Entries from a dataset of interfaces
□ □ □ □ □
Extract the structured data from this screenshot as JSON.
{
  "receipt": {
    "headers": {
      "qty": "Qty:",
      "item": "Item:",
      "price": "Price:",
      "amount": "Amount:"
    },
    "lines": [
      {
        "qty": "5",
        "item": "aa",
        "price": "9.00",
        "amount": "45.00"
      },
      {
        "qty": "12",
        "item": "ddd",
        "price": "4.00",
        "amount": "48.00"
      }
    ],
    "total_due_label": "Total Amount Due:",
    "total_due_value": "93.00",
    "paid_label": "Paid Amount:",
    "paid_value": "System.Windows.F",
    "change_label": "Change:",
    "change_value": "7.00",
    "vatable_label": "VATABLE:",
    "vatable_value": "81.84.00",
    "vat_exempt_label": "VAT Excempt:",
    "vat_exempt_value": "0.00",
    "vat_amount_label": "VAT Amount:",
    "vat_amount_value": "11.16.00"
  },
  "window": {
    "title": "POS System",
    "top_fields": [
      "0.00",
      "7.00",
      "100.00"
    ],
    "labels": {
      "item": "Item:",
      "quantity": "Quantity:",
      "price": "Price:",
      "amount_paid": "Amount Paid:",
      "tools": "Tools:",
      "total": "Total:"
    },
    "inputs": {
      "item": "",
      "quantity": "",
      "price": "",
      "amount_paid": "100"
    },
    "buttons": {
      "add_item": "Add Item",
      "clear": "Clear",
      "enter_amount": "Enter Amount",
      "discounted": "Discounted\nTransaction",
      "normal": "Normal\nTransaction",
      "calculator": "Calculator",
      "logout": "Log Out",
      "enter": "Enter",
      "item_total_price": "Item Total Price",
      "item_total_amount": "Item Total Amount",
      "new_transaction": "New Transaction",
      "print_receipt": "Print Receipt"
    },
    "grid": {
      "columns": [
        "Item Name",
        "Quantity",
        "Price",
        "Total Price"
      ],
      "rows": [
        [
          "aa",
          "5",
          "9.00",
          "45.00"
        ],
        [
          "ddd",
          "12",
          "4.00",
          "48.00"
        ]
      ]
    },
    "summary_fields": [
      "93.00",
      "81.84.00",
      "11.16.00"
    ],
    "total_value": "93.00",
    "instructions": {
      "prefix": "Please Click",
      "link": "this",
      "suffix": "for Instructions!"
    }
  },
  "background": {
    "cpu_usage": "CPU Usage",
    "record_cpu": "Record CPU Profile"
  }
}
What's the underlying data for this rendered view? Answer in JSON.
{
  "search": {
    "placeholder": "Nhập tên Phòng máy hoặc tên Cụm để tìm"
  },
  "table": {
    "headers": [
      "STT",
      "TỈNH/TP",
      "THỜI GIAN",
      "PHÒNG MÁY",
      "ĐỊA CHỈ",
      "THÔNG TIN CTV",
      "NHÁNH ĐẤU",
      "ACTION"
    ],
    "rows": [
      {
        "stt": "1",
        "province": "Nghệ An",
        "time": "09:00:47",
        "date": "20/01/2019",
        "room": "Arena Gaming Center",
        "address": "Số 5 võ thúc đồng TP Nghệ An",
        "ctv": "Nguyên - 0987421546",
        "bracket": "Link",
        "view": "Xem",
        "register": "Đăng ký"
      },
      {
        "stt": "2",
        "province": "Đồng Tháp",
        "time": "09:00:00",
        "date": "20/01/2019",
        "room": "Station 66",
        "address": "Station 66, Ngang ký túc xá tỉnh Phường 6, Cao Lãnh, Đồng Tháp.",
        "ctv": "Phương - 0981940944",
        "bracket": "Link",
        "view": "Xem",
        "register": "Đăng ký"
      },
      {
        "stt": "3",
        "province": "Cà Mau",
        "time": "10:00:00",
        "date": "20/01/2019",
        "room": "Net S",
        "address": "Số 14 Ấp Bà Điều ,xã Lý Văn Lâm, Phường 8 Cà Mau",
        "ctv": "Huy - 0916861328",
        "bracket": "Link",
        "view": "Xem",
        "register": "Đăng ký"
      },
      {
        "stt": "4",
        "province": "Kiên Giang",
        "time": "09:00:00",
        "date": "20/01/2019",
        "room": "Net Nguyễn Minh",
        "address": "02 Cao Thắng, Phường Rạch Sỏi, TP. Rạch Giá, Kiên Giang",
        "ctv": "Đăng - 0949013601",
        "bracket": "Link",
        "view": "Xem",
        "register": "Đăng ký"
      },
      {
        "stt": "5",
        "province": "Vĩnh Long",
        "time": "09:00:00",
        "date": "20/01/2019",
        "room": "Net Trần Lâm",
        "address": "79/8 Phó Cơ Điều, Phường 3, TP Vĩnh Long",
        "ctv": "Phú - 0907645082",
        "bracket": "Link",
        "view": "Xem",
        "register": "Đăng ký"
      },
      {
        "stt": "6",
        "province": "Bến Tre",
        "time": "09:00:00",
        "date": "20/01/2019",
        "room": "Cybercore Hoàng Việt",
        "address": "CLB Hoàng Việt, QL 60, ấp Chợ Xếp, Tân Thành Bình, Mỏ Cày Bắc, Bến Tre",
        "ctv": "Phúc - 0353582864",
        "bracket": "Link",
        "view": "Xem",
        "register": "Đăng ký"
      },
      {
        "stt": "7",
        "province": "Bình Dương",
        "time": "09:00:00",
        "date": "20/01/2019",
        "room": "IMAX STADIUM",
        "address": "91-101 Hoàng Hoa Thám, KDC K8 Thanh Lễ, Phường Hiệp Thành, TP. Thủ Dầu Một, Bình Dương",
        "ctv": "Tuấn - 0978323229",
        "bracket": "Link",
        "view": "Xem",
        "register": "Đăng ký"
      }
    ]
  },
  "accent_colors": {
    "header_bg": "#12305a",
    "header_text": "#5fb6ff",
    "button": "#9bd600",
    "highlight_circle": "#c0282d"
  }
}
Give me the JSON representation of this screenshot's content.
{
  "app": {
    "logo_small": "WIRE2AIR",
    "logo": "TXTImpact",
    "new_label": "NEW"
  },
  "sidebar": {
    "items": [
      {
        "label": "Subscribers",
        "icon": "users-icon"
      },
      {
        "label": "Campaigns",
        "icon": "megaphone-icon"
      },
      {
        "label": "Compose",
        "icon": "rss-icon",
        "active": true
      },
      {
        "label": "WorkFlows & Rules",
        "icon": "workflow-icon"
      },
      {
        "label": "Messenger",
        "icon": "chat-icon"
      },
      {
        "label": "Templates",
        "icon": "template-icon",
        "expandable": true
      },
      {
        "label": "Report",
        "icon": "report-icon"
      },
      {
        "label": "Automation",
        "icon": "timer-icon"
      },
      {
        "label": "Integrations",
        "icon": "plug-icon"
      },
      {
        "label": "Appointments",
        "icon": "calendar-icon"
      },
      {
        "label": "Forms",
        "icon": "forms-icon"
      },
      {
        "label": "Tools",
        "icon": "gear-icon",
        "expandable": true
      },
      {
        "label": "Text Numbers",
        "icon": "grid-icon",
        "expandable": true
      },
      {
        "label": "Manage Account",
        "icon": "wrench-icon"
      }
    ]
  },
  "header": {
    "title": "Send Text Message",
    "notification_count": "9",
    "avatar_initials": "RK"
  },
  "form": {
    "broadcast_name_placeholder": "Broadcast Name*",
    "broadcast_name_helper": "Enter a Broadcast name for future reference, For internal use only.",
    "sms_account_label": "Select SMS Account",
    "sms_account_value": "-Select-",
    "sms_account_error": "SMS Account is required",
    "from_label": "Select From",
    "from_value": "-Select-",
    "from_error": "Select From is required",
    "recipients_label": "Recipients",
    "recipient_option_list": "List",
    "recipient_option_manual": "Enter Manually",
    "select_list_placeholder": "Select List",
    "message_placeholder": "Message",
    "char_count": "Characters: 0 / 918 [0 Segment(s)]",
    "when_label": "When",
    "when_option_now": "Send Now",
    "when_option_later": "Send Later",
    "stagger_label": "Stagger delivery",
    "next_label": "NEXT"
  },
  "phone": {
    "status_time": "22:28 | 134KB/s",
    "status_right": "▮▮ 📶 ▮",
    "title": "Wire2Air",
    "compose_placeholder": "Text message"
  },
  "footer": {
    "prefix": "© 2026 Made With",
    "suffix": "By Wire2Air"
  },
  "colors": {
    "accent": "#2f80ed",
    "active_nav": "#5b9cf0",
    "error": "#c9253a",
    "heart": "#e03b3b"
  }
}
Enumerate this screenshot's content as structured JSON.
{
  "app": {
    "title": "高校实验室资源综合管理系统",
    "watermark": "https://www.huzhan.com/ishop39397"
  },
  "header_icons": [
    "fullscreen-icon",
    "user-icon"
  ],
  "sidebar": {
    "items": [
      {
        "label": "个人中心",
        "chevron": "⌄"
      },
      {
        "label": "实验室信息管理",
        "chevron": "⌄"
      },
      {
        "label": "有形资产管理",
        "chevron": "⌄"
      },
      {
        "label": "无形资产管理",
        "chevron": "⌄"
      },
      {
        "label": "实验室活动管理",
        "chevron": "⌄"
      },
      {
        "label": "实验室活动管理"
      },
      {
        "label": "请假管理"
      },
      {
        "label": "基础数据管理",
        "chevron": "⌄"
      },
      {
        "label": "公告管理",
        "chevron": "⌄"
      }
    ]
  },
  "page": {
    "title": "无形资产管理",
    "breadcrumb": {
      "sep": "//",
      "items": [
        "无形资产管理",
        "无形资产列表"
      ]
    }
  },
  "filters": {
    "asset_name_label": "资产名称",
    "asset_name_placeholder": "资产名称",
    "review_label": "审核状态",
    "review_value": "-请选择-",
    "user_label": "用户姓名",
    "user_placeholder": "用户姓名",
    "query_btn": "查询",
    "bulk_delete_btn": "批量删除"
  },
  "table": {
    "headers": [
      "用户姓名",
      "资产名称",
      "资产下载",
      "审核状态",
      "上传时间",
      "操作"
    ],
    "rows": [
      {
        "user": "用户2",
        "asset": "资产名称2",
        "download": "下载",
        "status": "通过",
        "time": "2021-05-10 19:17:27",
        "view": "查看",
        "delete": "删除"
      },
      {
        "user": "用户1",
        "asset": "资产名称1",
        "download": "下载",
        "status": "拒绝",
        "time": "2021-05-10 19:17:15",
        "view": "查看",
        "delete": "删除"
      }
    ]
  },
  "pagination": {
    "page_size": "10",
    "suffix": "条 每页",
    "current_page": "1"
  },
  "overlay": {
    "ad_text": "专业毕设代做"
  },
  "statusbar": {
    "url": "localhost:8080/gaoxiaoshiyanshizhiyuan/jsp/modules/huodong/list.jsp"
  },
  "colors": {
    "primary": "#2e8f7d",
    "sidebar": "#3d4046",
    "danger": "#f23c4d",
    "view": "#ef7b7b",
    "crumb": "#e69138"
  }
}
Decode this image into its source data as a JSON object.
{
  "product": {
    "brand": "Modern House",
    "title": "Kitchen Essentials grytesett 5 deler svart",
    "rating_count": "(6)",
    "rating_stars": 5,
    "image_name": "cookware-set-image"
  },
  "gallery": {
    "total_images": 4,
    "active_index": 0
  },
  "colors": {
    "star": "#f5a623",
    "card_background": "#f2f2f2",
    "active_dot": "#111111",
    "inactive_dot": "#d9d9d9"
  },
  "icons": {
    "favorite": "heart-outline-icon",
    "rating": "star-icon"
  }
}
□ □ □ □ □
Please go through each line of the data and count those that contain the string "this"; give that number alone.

6